- What needs to be done
Find the word "ApowerMirror" in the listing; pull out each line holding it.

________________________

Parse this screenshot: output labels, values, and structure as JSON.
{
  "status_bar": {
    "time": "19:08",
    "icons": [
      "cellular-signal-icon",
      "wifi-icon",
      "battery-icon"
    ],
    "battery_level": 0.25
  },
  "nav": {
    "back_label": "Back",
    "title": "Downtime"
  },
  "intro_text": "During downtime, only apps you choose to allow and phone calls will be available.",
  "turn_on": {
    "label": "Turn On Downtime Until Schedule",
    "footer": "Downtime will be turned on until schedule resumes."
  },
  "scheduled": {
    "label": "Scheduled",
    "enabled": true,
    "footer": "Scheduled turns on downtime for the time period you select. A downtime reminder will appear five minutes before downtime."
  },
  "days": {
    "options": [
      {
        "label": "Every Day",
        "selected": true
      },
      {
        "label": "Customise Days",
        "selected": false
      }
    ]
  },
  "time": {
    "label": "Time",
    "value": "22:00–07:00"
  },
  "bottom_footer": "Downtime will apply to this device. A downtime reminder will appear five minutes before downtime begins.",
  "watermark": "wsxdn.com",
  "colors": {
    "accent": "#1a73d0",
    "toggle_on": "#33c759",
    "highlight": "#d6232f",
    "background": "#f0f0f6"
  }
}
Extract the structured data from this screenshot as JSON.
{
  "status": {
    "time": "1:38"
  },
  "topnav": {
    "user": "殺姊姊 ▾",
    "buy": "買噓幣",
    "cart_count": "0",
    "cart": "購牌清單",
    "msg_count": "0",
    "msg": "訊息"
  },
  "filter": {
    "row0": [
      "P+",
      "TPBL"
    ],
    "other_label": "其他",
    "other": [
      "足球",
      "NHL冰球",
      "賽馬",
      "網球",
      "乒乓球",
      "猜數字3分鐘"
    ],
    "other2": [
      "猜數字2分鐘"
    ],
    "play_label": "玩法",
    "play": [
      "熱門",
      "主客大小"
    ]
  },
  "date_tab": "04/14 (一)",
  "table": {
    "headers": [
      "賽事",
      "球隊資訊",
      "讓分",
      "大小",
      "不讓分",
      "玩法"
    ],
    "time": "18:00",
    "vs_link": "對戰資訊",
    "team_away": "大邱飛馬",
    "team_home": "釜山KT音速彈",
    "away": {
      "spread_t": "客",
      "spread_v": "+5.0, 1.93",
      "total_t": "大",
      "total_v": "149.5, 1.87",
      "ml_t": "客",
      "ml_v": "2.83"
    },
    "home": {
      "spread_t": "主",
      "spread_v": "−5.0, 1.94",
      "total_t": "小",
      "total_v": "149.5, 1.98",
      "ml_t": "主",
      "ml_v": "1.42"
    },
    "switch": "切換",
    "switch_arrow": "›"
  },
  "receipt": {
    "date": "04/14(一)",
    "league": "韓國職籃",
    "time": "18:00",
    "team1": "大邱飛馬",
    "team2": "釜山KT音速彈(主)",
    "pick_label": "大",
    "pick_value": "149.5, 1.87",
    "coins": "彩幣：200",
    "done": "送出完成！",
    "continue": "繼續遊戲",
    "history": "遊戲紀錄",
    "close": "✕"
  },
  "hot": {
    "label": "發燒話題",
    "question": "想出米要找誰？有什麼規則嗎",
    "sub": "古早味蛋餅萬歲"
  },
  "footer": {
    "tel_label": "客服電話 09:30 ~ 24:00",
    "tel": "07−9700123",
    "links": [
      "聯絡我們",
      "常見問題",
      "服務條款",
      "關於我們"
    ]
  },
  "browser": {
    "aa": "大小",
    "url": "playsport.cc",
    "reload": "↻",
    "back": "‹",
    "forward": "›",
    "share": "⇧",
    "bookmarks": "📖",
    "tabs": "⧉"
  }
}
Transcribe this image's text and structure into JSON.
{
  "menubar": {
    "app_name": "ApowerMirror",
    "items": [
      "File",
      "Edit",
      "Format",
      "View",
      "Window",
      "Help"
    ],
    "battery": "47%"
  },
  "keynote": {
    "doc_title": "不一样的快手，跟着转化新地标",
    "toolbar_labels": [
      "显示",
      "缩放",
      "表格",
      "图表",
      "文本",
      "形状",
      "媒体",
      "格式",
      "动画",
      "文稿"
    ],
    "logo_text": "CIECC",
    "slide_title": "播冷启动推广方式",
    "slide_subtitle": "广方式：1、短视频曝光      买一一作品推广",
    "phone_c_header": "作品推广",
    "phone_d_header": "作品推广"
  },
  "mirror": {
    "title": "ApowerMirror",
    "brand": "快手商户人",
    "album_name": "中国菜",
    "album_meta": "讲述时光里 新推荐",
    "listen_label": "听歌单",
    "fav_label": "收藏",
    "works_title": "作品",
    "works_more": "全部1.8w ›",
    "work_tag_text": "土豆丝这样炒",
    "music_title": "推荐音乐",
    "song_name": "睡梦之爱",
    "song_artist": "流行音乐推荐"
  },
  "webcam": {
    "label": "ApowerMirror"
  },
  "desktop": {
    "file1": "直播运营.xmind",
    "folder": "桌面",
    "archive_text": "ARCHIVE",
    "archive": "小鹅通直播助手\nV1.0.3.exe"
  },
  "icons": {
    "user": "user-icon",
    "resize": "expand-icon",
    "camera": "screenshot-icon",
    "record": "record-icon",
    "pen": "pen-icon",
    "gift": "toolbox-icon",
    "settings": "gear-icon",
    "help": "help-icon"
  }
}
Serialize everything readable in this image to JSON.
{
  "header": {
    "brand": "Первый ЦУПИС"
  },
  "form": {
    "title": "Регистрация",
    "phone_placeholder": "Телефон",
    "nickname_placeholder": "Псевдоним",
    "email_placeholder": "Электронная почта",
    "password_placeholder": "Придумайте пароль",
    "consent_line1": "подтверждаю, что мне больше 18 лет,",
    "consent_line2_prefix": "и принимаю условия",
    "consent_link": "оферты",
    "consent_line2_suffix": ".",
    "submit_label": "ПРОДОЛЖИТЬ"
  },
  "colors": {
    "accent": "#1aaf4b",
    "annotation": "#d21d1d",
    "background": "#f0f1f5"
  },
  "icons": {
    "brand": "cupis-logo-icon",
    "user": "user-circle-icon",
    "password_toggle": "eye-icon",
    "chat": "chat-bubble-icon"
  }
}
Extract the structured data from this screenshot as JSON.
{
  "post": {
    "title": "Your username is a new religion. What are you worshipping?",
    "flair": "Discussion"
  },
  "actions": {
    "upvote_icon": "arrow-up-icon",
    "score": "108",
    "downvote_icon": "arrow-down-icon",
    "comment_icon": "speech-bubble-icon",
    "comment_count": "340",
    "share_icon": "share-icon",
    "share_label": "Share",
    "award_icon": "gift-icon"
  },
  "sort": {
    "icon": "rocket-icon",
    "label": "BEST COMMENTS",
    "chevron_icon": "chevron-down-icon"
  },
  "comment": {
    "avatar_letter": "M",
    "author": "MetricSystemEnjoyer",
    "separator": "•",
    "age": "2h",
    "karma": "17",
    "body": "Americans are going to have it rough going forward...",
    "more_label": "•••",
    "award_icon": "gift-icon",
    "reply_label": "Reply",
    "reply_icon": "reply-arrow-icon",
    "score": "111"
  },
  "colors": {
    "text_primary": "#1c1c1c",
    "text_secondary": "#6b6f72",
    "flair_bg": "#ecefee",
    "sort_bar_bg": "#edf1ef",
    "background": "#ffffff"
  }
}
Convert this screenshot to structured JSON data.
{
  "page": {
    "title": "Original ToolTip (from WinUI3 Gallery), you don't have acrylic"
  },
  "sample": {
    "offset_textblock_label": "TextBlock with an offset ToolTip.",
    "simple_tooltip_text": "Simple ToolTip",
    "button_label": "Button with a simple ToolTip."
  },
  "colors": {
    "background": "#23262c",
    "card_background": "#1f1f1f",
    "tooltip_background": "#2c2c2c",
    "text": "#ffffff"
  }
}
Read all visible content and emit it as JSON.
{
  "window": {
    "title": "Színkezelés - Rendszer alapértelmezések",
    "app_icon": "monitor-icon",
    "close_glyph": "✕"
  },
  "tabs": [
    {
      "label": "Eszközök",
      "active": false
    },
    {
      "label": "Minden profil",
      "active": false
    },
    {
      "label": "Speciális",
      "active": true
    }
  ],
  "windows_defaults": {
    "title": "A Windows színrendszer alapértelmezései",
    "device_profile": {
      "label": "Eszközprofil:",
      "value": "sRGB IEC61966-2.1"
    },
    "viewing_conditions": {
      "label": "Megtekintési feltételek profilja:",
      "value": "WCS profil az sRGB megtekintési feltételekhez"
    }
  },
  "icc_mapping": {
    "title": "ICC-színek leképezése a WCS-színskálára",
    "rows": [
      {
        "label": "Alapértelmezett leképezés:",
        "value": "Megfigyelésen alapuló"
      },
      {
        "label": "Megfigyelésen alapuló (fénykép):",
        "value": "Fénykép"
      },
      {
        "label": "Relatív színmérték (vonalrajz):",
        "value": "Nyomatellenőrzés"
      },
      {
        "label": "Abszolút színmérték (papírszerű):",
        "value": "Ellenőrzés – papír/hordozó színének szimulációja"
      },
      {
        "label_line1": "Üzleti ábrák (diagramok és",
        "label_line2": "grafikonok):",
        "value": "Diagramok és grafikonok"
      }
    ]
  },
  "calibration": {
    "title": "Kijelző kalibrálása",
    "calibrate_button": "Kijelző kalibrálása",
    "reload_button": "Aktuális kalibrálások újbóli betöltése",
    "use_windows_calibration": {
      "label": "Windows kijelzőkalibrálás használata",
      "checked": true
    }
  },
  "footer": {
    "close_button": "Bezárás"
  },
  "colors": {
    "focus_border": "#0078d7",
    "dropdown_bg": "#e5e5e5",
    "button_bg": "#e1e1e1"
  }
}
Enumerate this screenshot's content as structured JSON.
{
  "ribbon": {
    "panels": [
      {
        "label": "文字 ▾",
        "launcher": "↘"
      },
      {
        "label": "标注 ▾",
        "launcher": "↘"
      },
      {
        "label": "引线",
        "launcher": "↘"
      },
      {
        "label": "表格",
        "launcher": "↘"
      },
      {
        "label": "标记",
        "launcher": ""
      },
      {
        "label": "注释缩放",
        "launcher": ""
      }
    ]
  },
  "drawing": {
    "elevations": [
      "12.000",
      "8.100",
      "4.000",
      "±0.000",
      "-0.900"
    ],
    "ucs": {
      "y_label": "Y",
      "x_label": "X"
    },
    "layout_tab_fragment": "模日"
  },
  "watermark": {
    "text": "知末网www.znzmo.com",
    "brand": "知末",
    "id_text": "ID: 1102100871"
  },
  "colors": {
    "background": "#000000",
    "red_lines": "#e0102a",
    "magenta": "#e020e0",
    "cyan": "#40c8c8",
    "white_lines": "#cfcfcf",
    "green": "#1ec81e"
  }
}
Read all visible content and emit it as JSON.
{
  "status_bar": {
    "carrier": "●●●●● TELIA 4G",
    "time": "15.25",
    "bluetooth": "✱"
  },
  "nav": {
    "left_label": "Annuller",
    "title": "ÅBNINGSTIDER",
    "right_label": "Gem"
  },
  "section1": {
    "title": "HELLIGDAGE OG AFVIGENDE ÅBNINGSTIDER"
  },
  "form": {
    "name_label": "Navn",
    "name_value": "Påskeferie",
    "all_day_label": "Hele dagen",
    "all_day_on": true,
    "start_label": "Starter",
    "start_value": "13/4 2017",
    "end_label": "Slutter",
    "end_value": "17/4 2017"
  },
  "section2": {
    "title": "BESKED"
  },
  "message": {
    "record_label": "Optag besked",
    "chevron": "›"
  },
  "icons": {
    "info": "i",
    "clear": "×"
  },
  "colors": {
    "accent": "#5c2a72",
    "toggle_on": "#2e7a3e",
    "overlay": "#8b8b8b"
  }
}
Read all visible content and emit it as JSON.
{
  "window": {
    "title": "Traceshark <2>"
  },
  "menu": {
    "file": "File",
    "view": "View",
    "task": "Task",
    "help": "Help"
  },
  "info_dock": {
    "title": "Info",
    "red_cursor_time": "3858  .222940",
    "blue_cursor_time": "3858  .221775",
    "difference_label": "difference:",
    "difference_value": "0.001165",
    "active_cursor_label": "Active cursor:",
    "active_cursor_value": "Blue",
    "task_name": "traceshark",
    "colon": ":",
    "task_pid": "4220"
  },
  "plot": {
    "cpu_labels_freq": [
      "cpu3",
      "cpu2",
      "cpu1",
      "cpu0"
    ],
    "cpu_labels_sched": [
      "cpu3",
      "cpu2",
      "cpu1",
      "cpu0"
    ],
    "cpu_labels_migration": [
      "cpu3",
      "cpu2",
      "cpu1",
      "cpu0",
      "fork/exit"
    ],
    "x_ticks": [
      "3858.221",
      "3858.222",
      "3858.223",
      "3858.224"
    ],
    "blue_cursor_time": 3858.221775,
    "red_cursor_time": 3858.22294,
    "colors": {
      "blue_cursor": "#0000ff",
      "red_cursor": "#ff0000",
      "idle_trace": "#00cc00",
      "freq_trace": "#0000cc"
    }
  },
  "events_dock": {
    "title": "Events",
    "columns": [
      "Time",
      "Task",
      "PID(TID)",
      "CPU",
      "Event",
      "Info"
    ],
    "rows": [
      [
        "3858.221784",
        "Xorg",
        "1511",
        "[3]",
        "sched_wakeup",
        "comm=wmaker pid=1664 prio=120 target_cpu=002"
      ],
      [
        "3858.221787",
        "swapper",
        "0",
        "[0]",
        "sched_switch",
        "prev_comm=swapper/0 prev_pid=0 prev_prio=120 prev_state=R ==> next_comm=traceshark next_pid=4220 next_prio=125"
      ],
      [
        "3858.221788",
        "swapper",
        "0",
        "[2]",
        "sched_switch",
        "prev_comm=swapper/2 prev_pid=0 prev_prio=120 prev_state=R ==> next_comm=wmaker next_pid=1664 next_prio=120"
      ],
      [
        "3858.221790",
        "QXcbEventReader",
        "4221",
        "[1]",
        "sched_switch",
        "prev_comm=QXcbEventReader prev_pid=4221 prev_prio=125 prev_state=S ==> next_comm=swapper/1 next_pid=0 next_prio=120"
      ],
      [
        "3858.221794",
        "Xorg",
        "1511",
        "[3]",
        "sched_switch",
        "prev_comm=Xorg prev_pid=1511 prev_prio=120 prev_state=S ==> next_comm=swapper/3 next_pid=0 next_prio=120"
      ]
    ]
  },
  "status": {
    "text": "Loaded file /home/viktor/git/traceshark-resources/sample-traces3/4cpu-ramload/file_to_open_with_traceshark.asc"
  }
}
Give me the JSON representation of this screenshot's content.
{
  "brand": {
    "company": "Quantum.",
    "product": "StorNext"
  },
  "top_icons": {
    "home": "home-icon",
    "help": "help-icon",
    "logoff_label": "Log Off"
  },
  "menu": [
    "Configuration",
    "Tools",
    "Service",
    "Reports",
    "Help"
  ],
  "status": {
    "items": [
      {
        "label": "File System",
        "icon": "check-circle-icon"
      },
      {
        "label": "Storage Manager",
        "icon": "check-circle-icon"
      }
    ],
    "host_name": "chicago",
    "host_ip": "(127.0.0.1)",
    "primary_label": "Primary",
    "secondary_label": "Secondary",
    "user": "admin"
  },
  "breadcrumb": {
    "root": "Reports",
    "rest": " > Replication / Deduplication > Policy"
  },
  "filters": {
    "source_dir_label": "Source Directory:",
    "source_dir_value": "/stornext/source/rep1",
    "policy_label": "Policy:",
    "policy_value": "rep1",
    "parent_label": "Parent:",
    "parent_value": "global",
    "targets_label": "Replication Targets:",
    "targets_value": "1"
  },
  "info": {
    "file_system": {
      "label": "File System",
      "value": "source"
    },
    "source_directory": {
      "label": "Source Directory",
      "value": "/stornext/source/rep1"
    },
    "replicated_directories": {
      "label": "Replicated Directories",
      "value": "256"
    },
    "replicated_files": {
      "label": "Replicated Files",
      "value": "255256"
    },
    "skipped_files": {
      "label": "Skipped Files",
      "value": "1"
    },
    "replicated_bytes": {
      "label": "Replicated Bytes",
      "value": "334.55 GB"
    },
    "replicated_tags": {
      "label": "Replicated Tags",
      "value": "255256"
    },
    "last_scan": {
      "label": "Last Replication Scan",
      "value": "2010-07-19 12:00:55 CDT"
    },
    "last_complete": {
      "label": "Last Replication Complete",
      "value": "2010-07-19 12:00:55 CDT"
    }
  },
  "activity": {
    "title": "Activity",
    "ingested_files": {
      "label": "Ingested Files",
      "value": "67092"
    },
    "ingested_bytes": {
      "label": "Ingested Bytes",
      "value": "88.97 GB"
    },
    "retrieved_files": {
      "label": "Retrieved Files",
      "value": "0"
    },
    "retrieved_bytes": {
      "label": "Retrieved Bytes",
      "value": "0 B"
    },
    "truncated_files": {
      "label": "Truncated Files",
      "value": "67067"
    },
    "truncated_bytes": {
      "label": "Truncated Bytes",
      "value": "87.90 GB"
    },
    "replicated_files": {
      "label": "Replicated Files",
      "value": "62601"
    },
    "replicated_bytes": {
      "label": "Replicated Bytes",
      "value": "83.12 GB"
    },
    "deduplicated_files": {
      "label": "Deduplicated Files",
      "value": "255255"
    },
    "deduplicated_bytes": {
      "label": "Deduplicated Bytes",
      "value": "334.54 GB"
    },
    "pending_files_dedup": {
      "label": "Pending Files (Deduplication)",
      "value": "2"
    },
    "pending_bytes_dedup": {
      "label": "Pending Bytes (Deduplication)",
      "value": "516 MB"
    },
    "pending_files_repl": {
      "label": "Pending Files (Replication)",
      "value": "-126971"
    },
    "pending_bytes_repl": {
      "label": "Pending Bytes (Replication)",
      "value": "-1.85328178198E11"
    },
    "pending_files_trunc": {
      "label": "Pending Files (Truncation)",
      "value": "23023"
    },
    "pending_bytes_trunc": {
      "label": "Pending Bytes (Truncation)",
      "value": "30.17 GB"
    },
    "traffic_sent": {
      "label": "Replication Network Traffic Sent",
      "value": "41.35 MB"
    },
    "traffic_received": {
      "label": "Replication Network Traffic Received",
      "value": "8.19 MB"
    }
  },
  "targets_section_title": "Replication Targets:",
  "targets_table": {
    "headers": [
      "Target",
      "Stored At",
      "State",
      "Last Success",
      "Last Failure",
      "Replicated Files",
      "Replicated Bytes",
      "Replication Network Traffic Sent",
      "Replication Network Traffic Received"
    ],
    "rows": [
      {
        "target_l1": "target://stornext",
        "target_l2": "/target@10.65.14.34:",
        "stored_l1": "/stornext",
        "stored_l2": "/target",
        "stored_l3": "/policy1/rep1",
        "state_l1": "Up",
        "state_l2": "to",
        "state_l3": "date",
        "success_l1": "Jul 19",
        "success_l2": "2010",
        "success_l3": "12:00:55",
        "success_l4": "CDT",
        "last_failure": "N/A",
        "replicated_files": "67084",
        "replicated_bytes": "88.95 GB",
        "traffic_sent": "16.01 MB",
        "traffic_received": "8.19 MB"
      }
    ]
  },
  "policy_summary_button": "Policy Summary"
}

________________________

- Response
    "app_name": "ApowerMirror",
    "title": "ApowerMirror",
    "label": "ApowerMirror"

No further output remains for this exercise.